→ EXERCISE PROMPT
From the entries below, gather each line containing the word "with".

(Items from an interface collection)
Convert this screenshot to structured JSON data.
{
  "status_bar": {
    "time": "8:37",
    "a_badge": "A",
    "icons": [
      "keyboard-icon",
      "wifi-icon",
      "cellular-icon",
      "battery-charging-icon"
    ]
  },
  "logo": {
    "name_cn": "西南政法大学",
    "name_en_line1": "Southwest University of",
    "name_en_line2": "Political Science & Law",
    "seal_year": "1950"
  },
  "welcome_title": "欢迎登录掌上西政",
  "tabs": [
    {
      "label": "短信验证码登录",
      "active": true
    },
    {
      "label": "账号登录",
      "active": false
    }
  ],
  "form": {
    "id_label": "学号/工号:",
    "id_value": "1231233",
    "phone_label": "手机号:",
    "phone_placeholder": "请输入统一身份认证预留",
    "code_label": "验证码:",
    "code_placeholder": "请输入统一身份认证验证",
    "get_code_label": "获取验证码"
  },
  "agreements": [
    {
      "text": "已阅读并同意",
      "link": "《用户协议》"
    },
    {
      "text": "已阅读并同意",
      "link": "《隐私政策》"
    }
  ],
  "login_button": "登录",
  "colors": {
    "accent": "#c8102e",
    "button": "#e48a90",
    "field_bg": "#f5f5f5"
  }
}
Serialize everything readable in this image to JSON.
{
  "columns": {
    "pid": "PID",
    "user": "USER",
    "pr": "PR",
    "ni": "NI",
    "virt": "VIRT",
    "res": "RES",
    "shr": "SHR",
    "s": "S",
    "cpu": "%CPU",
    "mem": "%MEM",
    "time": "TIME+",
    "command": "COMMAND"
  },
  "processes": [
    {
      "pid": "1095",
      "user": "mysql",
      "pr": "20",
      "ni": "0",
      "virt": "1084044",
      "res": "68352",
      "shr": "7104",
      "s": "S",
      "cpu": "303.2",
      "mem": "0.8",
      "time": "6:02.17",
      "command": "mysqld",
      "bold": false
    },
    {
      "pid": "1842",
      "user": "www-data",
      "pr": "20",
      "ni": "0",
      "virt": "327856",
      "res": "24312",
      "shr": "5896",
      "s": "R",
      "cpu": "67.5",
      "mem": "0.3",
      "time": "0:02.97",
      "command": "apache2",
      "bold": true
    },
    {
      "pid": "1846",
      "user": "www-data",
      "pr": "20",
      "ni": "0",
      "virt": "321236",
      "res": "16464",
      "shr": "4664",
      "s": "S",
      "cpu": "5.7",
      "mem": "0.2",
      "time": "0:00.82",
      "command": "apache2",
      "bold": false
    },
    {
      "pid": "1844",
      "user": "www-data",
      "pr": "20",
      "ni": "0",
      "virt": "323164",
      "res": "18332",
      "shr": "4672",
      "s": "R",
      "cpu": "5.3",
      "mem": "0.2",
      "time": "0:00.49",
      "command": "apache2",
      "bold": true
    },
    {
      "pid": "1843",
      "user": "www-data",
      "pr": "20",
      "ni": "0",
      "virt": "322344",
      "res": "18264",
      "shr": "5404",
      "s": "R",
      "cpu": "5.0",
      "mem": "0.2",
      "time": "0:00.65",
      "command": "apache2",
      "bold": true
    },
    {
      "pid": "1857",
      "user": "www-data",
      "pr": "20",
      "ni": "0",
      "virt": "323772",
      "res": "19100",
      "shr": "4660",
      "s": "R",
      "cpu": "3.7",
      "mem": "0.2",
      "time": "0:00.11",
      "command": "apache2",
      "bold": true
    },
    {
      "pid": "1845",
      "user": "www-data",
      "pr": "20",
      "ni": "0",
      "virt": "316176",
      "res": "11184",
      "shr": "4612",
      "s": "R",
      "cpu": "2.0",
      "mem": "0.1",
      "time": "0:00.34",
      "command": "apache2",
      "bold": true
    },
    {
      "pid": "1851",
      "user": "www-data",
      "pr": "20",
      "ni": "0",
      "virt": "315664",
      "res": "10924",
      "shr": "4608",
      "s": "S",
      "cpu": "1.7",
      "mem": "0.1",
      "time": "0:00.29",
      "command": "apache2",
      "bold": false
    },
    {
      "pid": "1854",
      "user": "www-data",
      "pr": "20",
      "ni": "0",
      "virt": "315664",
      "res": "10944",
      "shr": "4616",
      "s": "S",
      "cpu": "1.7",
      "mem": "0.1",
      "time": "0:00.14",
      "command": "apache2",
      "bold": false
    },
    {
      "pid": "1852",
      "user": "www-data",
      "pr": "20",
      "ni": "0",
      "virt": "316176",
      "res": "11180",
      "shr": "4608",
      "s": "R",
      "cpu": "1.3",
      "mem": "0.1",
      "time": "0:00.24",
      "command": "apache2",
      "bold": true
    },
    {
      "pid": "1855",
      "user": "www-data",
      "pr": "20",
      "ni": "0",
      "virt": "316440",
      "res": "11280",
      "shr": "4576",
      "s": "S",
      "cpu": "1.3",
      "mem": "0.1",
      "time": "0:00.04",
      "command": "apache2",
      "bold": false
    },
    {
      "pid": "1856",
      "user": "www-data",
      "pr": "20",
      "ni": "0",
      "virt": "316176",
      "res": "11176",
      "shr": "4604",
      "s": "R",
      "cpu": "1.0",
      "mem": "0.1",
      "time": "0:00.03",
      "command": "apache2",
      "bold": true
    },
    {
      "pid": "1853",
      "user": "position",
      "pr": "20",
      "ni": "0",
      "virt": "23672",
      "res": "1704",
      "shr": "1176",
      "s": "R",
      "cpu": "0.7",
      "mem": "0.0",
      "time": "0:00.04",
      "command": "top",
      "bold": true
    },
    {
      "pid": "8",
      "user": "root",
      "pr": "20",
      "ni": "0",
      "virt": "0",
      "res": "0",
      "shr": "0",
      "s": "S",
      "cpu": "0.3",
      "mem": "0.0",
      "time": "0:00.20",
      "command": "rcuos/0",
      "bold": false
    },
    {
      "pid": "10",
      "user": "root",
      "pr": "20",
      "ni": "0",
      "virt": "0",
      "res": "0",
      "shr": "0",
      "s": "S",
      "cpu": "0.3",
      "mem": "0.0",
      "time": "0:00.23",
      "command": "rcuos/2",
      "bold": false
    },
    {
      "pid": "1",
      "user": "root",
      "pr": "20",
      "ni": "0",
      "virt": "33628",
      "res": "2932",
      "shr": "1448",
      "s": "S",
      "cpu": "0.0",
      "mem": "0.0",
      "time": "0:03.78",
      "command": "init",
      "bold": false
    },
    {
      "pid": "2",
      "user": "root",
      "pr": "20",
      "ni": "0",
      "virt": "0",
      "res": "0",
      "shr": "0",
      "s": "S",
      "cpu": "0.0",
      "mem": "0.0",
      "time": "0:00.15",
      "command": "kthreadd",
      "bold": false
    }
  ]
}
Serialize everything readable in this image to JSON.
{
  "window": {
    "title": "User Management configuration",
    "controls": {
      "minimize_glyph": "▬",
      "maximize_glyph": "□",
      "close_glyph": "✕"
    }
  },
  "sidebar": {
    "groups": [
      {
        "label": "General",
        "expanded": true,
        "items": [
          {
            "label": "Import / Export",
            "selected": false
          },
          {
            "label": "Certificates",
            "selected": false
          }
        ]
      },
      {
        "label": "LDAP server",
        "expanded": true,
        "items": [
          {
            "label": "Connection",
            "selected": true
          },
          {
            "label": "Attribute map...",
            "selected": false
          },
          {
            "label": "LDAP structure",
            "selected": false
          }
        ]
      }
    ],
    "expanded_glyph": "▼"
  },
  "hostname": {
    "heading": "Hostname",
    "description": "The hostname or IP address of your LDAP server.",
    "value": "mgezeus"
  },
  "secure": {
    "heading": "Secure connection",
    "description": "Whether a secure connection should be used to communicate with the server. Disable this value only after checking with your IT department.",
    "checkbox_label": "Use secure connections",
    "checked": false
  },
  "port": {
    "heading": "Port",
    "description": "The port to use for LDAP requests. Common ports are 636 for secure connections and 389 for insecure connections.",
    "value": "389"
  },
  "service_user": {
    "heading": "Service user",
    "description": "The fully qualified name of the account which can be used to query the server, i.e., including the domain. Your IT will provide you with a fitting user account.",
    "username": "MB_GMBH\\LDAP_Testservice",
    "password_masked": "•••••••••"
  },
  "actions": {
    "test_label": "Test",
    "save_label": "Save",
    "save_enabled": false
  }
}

→ RESULT FOR THIS EXERCISE
    "description": "Whether a secure connection should be used to communicate with the server. Disable this value only after checking with your IT department.",
    "description": "The fully qualified name of the account which can be used to query the server, i.e., including the domain. Your IT will provide you with a fitting user account.",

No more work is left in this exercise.